RI fire captain injury renews cyanide safety concerns
Capt. Joseph Fontaine was seriously injured after being exposed to cyanide while battling a fire; the department had removed most of their cyanide detectors due to budget cuts
PROVIDENCE, R.I. — A fire captain who remains hospitalized after being seriously injured in a Rhode Island fire has brought renewed attention to the dangers of cyanide for firefighters.
Turnto10.com reported Fire Captain Joseph Fontaine has undergone treatments for cyanide poisoning and is still facing pulmonary issues following his exposure while battling the massive fire. Four other firefighters were also treated for cyanide poisoning following the fire.
“Hydrogen cyanide affects your central nervous system and you get disoriented,” Rhode Island Fire Marshal John Chartier said. “You get confused. That’s how we lose firefighters in buildings.”

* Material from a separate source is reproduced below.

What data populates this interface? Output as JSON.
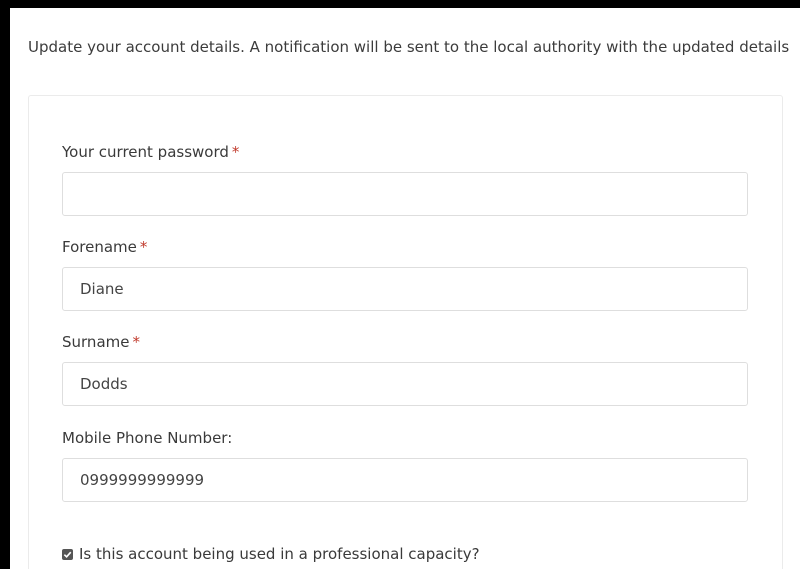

Cyanide poisoning is an issue the city has faced before. After a 2006 fire, where 23 firefighters were hospitalized for hydrogen cyanide poisoning, the city installed cyanide detectors in every truck. Nearly 10 years later, most of the devices are gone.
"(It’s) kind of taking a step backwards,” Captain Joseph Molis said. “There’s no cyanide detection at all.”
Most of the devices, which reportedly cost about $300 or $400 in 2006, were removed due to budget cuts.
“We can ask and ask and ask,” Capt. Molis said. “It comes down to money. They have to make the tough choices of whether to provide that or not.”
Capt. Molis said the detection devices would have been helpful in the most recent fire, but also placed some of the blame on firefighters who knowingly continued working after their air packs ran out.
Paul Doughty, the firefighter’s union president, said the firefighters had no choice.
“When their air packs ran out, at times they were forced to maintain their position to make sure that the fire didn’t spread because it was that dire of a situation,” Doughty said. “It could have turned into a conflagration very, very easily. So, they did operate after their air packs had run out of air.”
Capt. Molis said the city needs to work on putting safety first for its firefighters.
“You know, it’s not just the cyanide detectors,” he said. “We don’t have a health and safety officer anymore. There’s nobody looking out for the safety of us.”